2017 Mercedes-Benz GLC300 4Matic Coupe First Drive
Let’s put logic aside for a moment. Anyone attracted to the shape of a fastback crossover like this GLC Coupe is thinking with their heart, not referencing a spec sheet.Mercedes charges more for less here, with the GLC Coupe trading a little rear headroom and a lot of cargo space for its pretty roofline. When you put it like that, the GLC Coupe doesn’t make sense.
But it doesn’t have to. You might not be a proponent of the body style, and we get that. But it exists, we drove the latest entry, and, to be honest, it’s charming. For someone who tracks most aspects of his life in spreadsheets, that’s a tough thing to admit.
So how’d we get here? The industry has the BMW X6 to thank for the trend; that oddly satisfying duck, basically an angry X5 coupe, was followed by the smaller X4 a few years later, and Mercedes couldn’t ignore the sales numbers. Benz entered the ring with its GLE Coupe this year and is applying the less space/more style formula to its midsize crossover for 2017. In GLC300 trim, it will come with standard 4Matic all-wheel drive and a 2.0-liter turbo four and is aimed at the X4 xDrive28i. There is no rear-drive variant as found on the non-coupe GLC300 crossover. A GLC43 AMG Coupe will launch alongside the fastback GLC300 by early 2017, and we’re told that rumors of a future GLC63 AMG are to be believed. So, not rumors anymore,
Although it ruins the sexy and stylish illusion a bit, the stock steel-spring suspension in the US will sit slightly higher than the same setup on European-market cars. We drove only GLC300s with optional Dynamic Body Control – steel springs with adjustable dampers – and there is also an Air Body Control suspension that will be available; both of the adjustable suspensions should have the same ride-height settings as their European counterparts, meaning if you pay a little extra the proper look is maintained.
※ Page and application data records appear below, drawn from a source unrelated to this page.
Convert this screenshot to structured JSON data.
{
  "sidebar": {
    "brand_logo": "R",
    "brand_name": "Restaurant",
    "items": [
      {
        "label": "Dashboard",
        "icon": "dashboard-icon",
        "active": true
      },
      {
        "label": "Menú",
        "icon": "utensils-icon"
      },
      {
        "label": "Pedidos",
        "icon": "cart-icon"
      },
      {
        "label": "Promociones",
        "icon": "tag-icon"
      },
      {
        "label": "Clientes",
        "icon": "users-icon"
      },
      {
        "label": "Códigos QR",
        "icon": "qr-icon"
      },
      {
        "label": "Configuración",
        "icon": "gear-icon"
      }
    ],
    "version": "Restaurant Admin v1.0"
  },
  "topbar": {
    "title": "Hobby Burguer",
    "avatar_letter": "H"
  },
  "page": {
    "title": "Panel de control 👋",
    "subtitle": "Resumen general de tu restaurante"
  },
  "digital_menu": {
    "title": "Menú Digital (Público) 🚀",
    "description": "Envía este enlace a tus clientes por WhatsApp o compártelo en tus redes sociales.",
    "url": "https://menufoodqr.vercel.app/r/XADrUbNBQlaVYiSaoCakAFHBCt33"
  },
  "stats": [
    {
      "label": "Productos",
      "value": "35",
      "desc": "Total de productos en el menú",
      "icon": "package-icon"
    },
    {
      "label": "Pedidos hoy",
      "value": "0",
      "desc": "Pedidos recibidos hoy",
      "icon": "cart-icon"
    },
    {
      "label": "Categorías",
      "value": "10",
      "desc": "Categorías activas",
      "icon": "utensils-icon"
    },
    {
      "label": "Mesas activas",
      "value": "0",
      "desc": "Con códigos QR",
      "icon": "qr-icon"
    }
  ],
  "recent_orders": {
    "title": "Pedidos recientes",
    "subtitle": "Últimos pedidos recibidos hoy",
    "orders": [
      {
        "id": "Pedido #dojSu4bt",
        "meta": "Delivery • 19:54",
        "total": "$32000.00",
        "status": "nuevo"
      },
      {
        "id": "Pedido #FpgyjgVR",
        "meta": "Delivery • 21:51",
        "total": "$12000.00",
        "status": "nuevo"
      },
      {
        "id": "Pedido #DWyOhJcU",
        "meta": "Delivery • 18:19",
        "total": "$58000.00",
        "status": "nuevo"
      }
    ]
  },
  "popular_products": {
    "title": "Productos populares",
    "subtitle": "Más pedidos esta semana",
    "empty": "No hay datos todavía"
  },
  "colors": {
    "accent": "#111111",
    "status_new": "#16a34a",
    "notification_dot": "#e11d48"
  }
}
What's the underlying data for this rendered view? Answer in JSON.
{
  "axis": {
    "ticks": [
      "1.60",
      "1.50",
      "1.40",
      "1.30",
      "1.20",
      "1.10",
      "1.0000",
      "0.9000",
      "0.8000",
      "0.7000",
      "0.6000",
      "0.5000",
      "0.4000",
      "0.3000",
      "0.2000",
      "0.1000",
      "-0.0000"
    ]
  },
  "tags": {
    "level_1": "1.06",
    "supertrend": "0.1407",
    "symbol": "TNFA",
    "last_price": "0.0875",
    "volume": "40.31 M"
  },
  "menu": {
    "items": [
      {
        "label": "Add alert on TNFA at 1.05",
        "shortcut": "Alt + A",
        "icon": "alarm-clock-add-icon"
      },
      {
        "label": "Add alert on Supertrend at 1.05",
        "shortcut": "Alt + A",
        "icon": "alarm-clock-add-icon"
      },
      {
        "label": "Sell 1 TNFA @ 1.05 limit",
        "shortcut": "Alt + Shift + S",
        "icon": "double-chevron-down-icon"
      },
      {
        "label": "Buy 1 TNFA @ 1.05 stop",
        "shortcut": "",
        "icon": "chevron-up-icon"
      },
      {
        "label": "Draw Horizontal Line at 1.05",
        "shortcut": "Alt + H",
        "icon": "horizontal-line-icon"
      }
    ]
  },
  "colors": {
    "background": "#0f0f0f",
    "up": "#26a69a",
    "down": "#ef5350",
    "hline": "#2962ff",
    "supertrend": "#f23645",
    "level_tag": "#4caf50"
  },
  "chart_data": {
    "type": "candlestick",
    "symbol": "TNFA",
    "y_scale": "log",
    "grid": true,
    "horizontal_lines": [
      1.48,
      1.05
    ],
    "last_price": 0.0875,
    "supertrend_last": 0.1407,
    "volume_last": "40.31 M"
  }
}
Not that it has to, but the Coupe drives differently compared to the Box. This isn’t a result of its altered shape, but because the engineers went out of their way to put space between the two dynamically. Both the Coupe and Box sit on a version of the latest C-Class platform; the Coupe has been tuned, and physics helps it, to feel somewhere between a C sedan and that other GLC. Just about everything in the chassis gets breathed on in some way; the steering is quicker, at 15:1 instead of 16:1 on the Box. The Coupe has bigger stabilizer bars front and rear, its suspension bushings are stiffer, and the programming (but not the parts) for the available adaptive dampers and air springs makes things a little stiffer, because that’s sporty. And coupes, as we’ve said, are sporty.
If you’ve gotten this far in the review, you’re probably looking for a verdict. Paradoxically, that means the GLC Coupe isn’t right for you – buyers choosing on style are unconcerned with the facts and figures, remember? If you’re approaching this with anything bordering on logic, the GLC Box is the car for you instead, or maybe just a nice C-Class sedan, perhaps with 4Matic all-wheel drive if you really feel the need. We won’t even attempt to try and sway you from an X4 if that’s the one you want, because the decision must be based on looks. (The Mercedes is more comfortably tuned, able to tighten up when you want it to, whereas the BMW is more knife-edged all the time. And the Merc is simply more modern, plus it’s pretty inside.)
We’ve established that crossover coupes are not the sensible choice. Coupe versions of perfectly nice sedans wouldn’t exist if everyone was thinking on practicality alone, so why should it be any different with crossovers? You buy a funny-shaped car because you like its funny shape, and this is one genre-bender we can endorse. Take that, logic.